    From Mr. H. both daughters received a simultaneously intellectual and down-to-earth introduction to science and math that stands them in good stead to this day. Without his guidance, they might not have enjoyed school and learning so much and become the women they are today.

    Mr. B, well, Mr. B may have saved my daughter's life.

    I give deep gratitude for the lifelong service each of these teachers gave, for very little pay and earthly reward. They are true heroes.

  9. The teacher who most influenced my life was my father! He was an English teacher who taught me to love learning -- every day. He also taught me to respect my teachers and the importance of school and schooling. As a result my siblings and I have a never-ending thirst for knowledge and we have seen this passed down to all of our children without exception!
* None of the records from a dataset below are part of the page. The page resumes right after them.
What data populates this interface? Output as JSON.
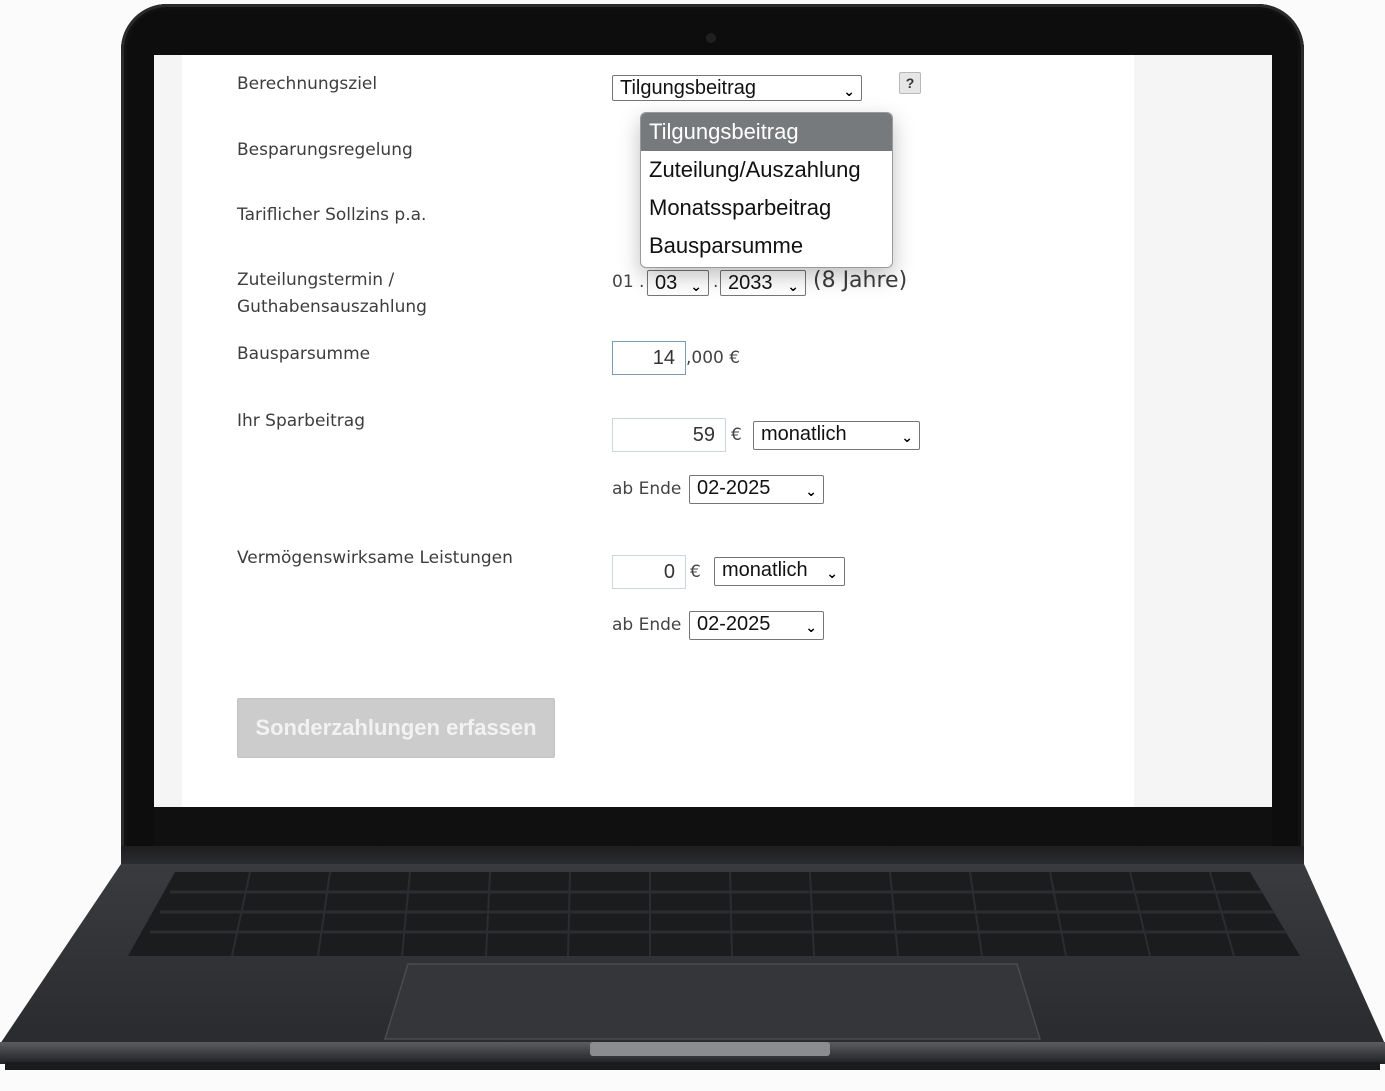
{
  "form": {
    "berechnungsziel": {
      "label": "Berechnungsziel",
      "selected": "Tilgungsbeitrag",
      "help": "?",
      "options": [
        "Tilgungsbeitrag",
        "Zuteilung/Auszahlung",
        "Monatssparbeitrag",
        "Bausparsumme"
      ]
    },
    "besparungsregelung": {
      "label": "Besparungsregelung"
    },
    "sollzins": {
      "label": "Tariflicher Sollzins p.a."
    },
    "zuteilungstermin": {
      "label_line1": "Zuteilungstermin /",
      "label_line2": "Guthabensauszahlung",
      "day_prefix": "01 .",
      "month": "03",
      "separator": ".",
      "year": "2033",
      "duration": "(8 Jahre)"
    },
    "bausparsumme": {
      "label": "Bausparsumme",
      "value": "14",
      "suffix": ",000 €"
    },
    "sparbeitrag": {
      "label": "Ihr Sparbeitrag",
      "value": "59",
      "currency": "€",
      "interval": "monatlich",
      "ab_ende_label": "ab Ende",
      "ab_ende_value": "02-2025"
    },
    "vl": {
      "label": "Vermögenswirksame Leistungen",
      "value": "0",
      "currency": "€",
      "interval": "monatlich",
      "ab_ende_label": "ab Ende",
      "ab_ende_value": "02-2025"
    },
    "sonderzahlungen_button": "Sonderzahlungen erfassen"
  },
  "colors": {
    "dropdown_selected_bg": "#777a7c",
    "button_disabled_bg": "#cccccc",
    "input_border": "#c9d7e4",
    "laptop_body": "#2d2e31"
  }
}
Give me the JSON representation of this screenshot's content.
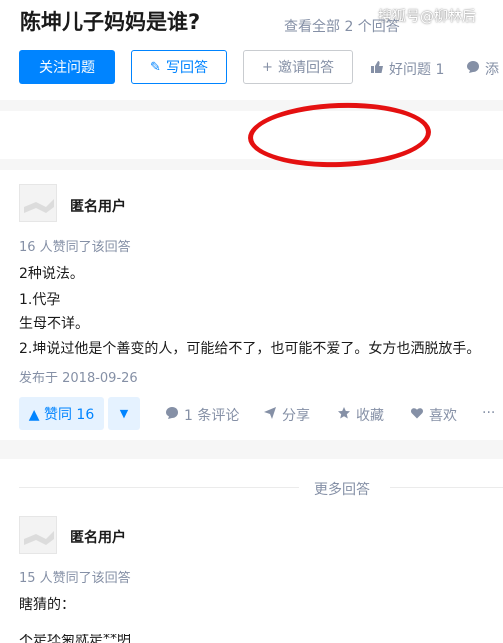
{
  "question": {
    "title": "陈坤儿子妈妈是谁?",
    "watermark": "搜狐号@柳林后"
  },
  "actions": {
    "follow": "关注问题",
    "write": "写回答",
    "invite": "邀请回答",
    "good_question": "好问题 1",
    "comment_partial": "添"
  },
  "view_all": "查看全部 2 个回答",
  "highlight_color": "#e41010",
  "answers": [
    {
      "author": "匿名用户",
      "votes_text": "16 人赞同了该回答",
      "lines": [
        "2种说法。",
        "1.代孕",
        "生母不详。",
        "2.坤说过他是个善变的人，可能给不了，也可能不爱了。女方也洒脱放手。"
      ],
      "date": "发布于 2018-09-26",
      "upvote": "▲ 赞同 16",
      "downvote": "▼",
      "comments": "1 条评论",
      "share": "分享",
      "collect": "收藏",
      "like": "喜欢",
      "more": "···"
    },
    {
      "author": "匿名用户",
      "votes_text": "15 人赞同了该回答",
      "lines": [
        "瞎猜的：",
        "不是坯菊就是**明"
      ]
    }
  ],
  "more_answers": "更多回答",
  "icons": {
    "write": "pencil-icon",
    "invite": "add-person-icon",
    "good_question": "thumbs-up-icon",
    "comment": "comment-icon",
    "share": "paper-plane-icon",
    "collect": "star-icon",
    "like": "heart-icon"
  }
}
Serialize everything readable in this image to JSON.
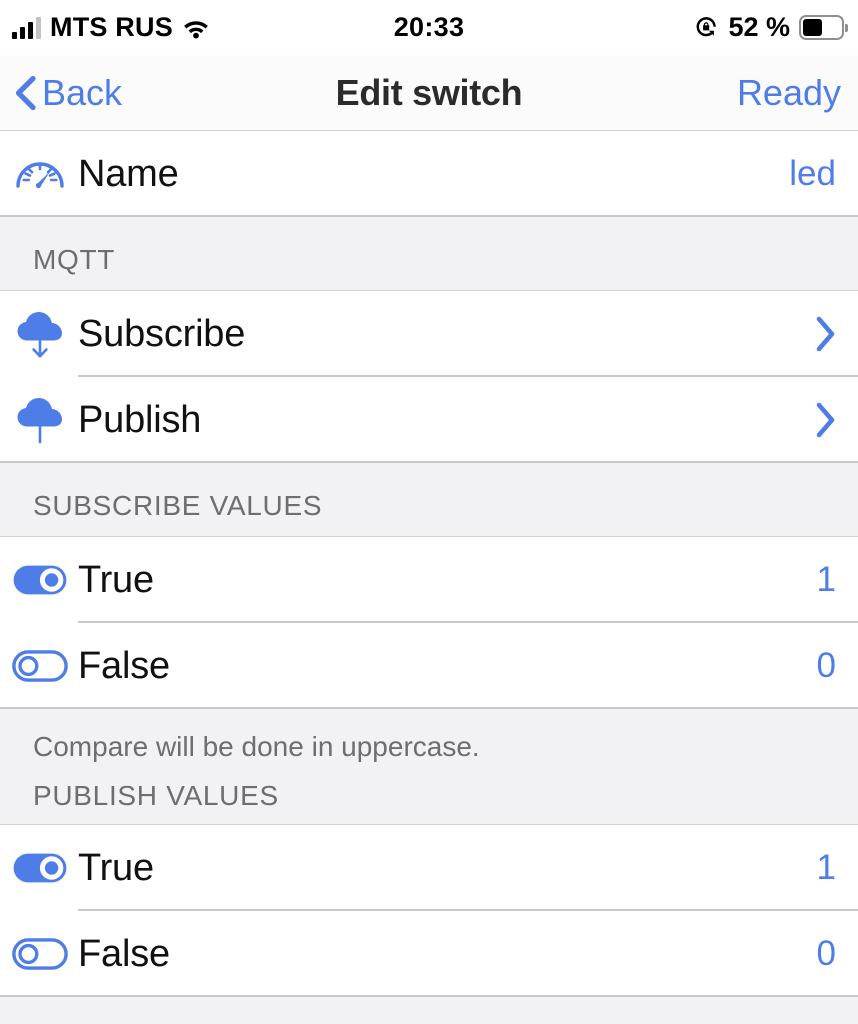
{
  "status_bar": {
    "carrier": "MTS RUS",
    "time": "20:33",
    "battery_percent": "52 %",
    "signal_bars_active": 3,
    "signal_bars_total": 4,
    "wifi_icon": "wifi-icon",
    "rotation_lock_icon": "rotation-lock-icon",
    "battery_icon": "battery-icon",
    "battery_level": 52
  },
  "nav_bar": {
    "back_label": "Back",
    "back_icon": "chevron-left-icon",
    "title": "Edit switch",
    "right_label": "Ready"
  },
  "colors": {
    "accent_blue": "#4f7de8",
    "group_background": "#f2f2f4",
    "row_background": "#ffffff",
    "separator": "#c9c9cb",
    "label_text": "#111111",
    "secondary_text": "#6d6d72"
  },
  "sections": [
    {
      "header": "",
      "footer": "",
      "rows": [
        {
          "name": "name-row",
          "icon": "gauge-icon",
          "label": "Name",
          "value": "led",
          "accessory": "value"
        }
      ]
    },
    {
      "header": "MQTT",
      "footer": "",
      "rows": [
        {
          "name": "subscribe-row",
          "icon": "cloud-download-icon",
          "label": "Subscribe",
          "value": "",
          "accessory": "disclosure"
        },
        {
          "name": "publish-row",
          "icon": "cloud-upload-icon",
          "label": "Publish",
          "value": "",
          "accessory": "disclosure"
        }
      ]
    },
    {
      "header": "SUBSCRIBE VALUES",
      "footer": "Compare will be done in uppercase.",
      "rows": [
        {
          "name": "subscribe-true-row",
          "icon": "toggle-on-icon",
          "label": "True",
          "value": "1",
          "accessory": "value"
        },
        {
          "name": "subscribe-false-row",
          "icon": "toggle-off-icon",
          "label": "False",
          "value": "0",
          "accessory": "value"
        }
      ]
    },
    {
      "header": "PUBLISH VALUES",
      "footer": "",
      "rows": [
        {
          "name": "publish-true-row",
          "icon": "toggle-on-icon",
          "label": "True",
          "value": "1",
          "accessory": "value"
        },
        {
          "name": "publish-false-row",
          "icon": "toggle-off-icon",
          "label": "False",
          "value": "0",
          "accessory": "value"
        }
      ]
    }
  ]
}
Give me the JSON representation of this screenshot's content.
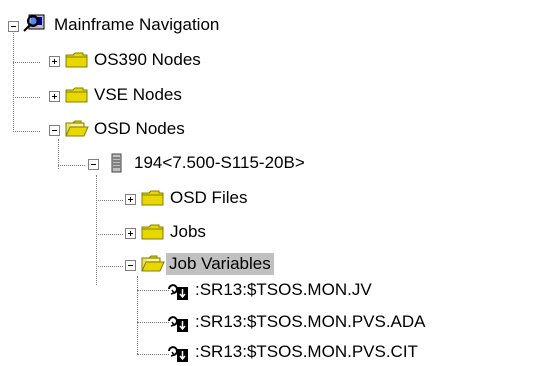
{
  "tree": {
    "root": {
      "label": "Mainframe Navigation",
      "icon": "mainframe-navigation-icon",
      "expanded": true
    },
    "os390": {
      "label": "OS390 Nodes",
      "icon": "folder-icon",
      "expanded": false
    },
    "vse": {
      "label": "VSE Nodes",
      "icon": "folder-icon",
      "expanded": false
    },
    "osd": {
      "label": "OSD Nodes",
      "icon": "open-folder-icon",
      "expanded": true
    },
    "host": {
      "label": "194<7.500-S115-20B>",
      "icon": "server-icon",
      "expanded": true
    },
    "osd_files": {
      "label": "OSD Files",
      "icon": "folder-icon",
      "expanded": false
    },
    "jobs": {
      "label": "Jobs",
      "icon": "folder-icon",
      "expanded": false
    },
    "job_variables": {
      "label": "Job Variables",
      "icon": "open-folder-icon",
      "expanded": true,
      "selected": true
    },
    "job_variable_items": [
      {
        "label": ":SR13:$TSOS.MON.JV",
        "icon": "job-variable-icon"
      },
      {
        "label": ":SR13:$TSOS.MON.PVS.ADA",
        "icon": "job-variable-icon"
      },
      {
        "label": ":SR13:$TSOS.MON.PVS.CIT",
        "icon": "job-variable-icon"
      }
    ]
  },
  "colors": {
    "folder_yellow": "#e8d800",
    "folder_dark": "#808000",
    "selection": "#c0c0c0",
    "tree_lines": "#808080"
  }
}
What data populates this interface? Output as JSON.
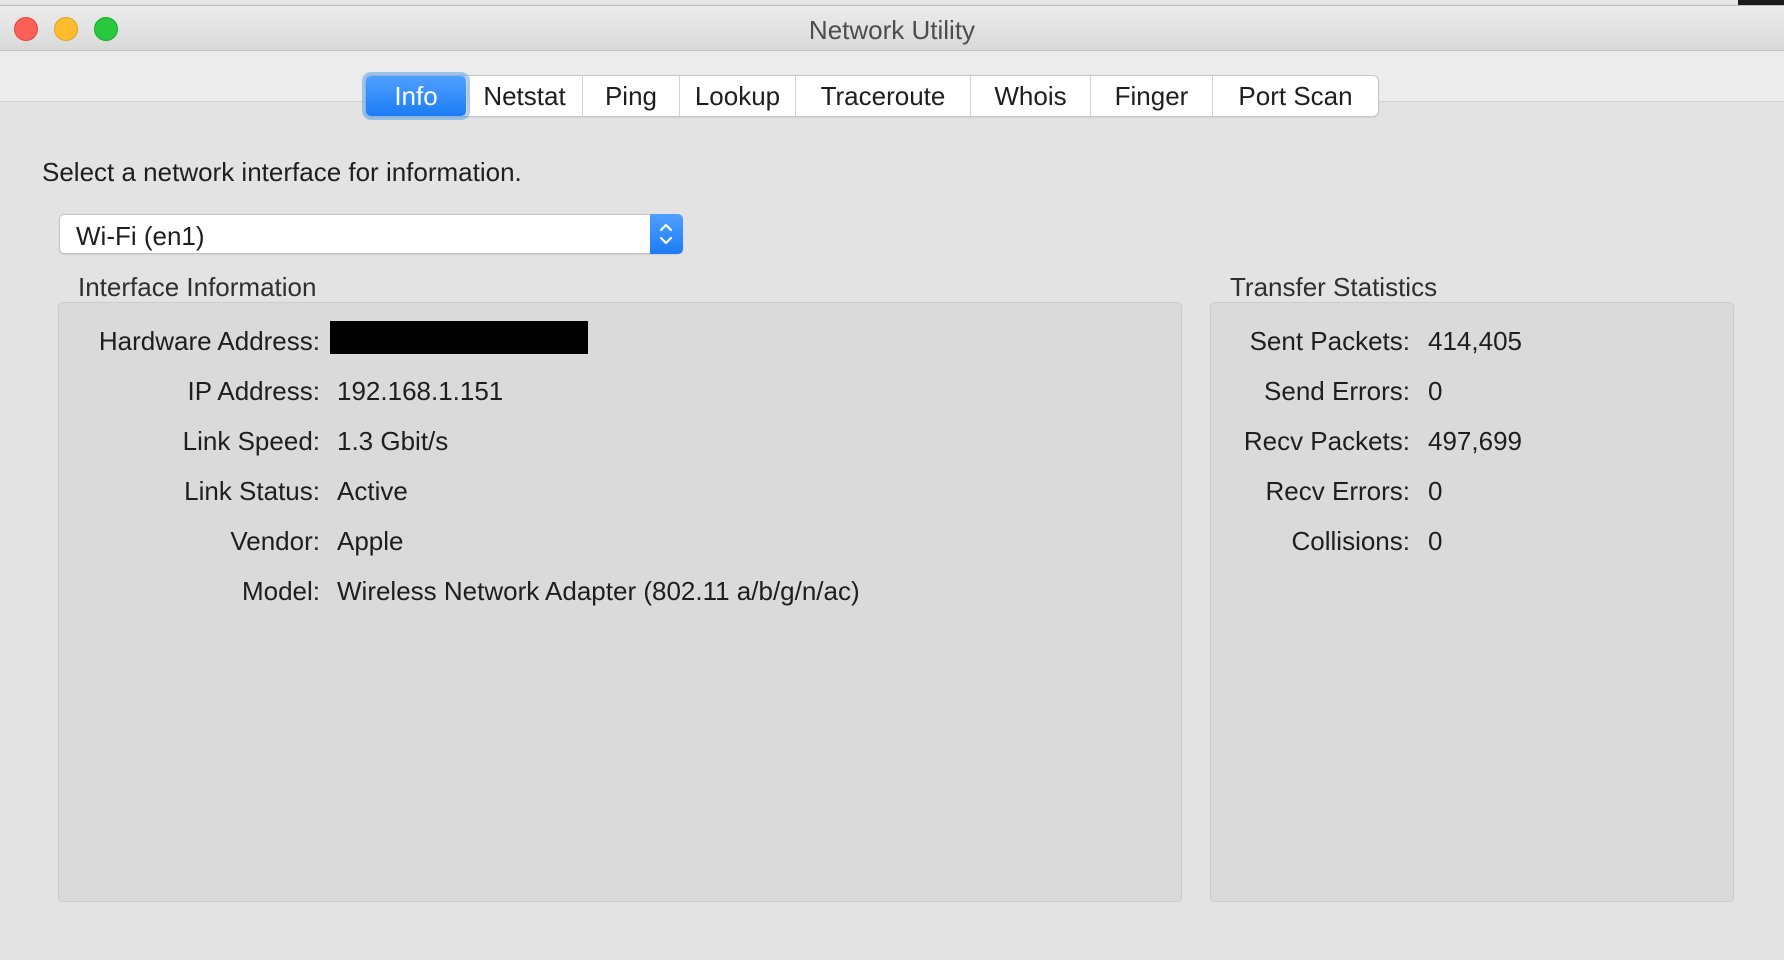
{
  "window": {
    "title": "Network Utility"
  },
  "tabs": [
    {
      "label": "Info",
      "active": true
    },
    {
      "label": "Netstat",
      "active": false
    },
    {
      "label": "Ping",
      "active": false
    },
    {
      "label": "Lookup",
      "active": false
    },
    {
      "label": "Traceroute",
      "active": false
    },
    {
      "label": "Whois",
      "active": false
    },
    {
      "label": "Finger",
      "active": false
    },
    {
      "label": "Port Scan",
      "active": false
    }
  ],
  "info": {
    "prompt": "Select a network interface for information.",
    "interface_selected": "Wi-Fi (en1)",
    "interface_group_title": "Interface Information",
    "interface_rows": [
      {
        "label": "Hardware Address:",
        "value": ""
      },
      {
        "label": "IP Address:",
        "value": "192.168.1.151"
      },
      {
        "label": "Link Speed:",
        "value": "1.3 Gbit/s"
      },
      {
        "label": "Link Status:",
        "value": "Active"
      },
      {
        "label": "Vendor:",
        "value": "Apple"
      },
      {
        "label": "Model:",
        "value": "Wireless Network Adapter (802.11 a/b/g/n/ac)"
      }
    ],
    "stats_group_title": "Transfer Statistics",
    "stats_rows": [
      {
        "label": "Sent Packets:",
        "value": "414,405"
      },
      {
        "label": "Send Errors:",
        "value": "0"
      },
      {
        "label": "Recv Packets:",
        "value": "497,699"
      },
      {
        "label": "Recv Errors:",
        "value": "0"
      },
      {
        "label": "Collisions:",
        "value": "0"
      }
    ]
  },
  "icons": {
    "close": "close-window-icon",
    "minimize": "minimize-window-icon",
    "maximize": "maximize-window-icon",
    "stepper": "chevron-up-down-icon"
  },
  "colors": {
    "accent": "#1c7cf4",
    "close": "#fe5f57",
    "minimize": "#febc2e",
    "maximize": "#28c840",
    "panel": "#dadada",
    "window": "#e3e3e3"
  }
}
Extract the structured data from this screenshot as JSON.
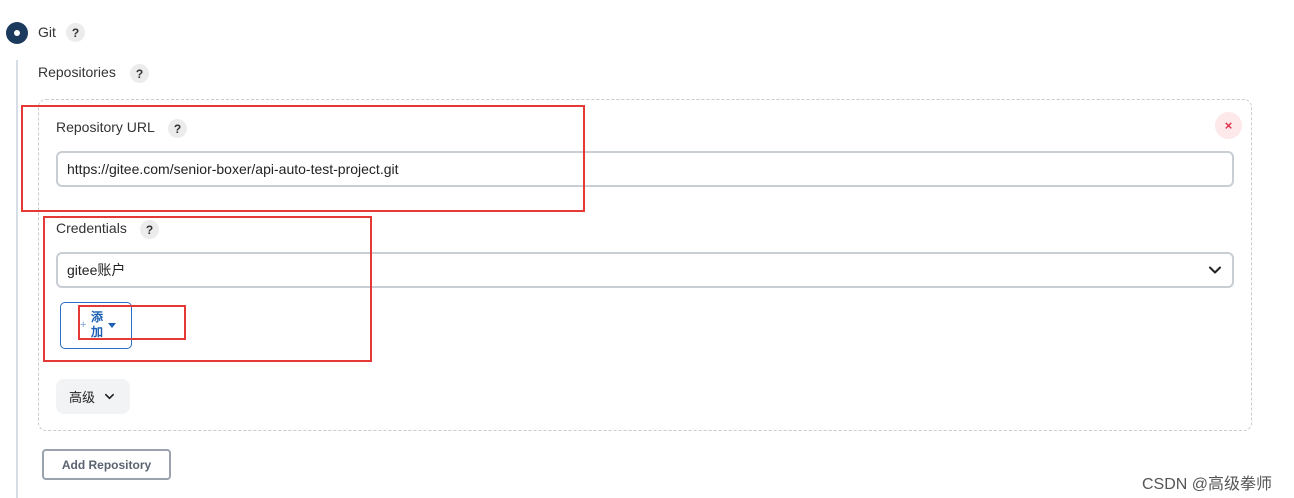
{
  "scm": {
    "option_label": "Git",
    "help": "?"
  },
  "repositories": {
    "label": "Repositories",
    "help": "?"
  },
  "repository_url": {
    "label": "Repository URL",
    "help": "?",
    "value": "https://gitee.com/senior-boxer/api-auto-test-project.git",
    "remove_icon": "×"
  },
  "credentials": {
    "label": "Credentials",
    "help": "?",
    "selected": "gitee账户",
    "add_plus": "+",
    "add_label": "添加"
  },
  "advanced": {
    "label": "高级"
  },
  "add_repository": {
    "label": "Add Repository"
  },
  "watermark": "CSDN @高级拳师",
  "colors": {
    "radio": "#1b3a5c",
    "annotation_red": "#e53935",
    "link_blue": "#1a5fb4"
  }
}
Throughout his life he would receive letters from students who wanted him to know how much he had influenced their lives and how much they owed to him.

    I have so enjoyed reading about your experiences as a teacher -- how fortunate your students were to be there at the right time and the right place!

  10. My favorite English professor had quite an influence on me. His appreciation of my writing meant the world to me.


  11. I had a handful of teachers that made a difference too. What made them different I am asking myself; I think it was that most of them were personally interested in ME. After going to school for 10 years I had a teacher in junior year that insisted that we do homework every night. I had never done homework. He said if we misssed two homework assignments we would fail the class. Well, suddenly I became a good student. That was all it took. he raised the bar..
    I enjoyed all your articles about your teaching career. I read 5 so far. :-)

    Mimi Torchia Boothby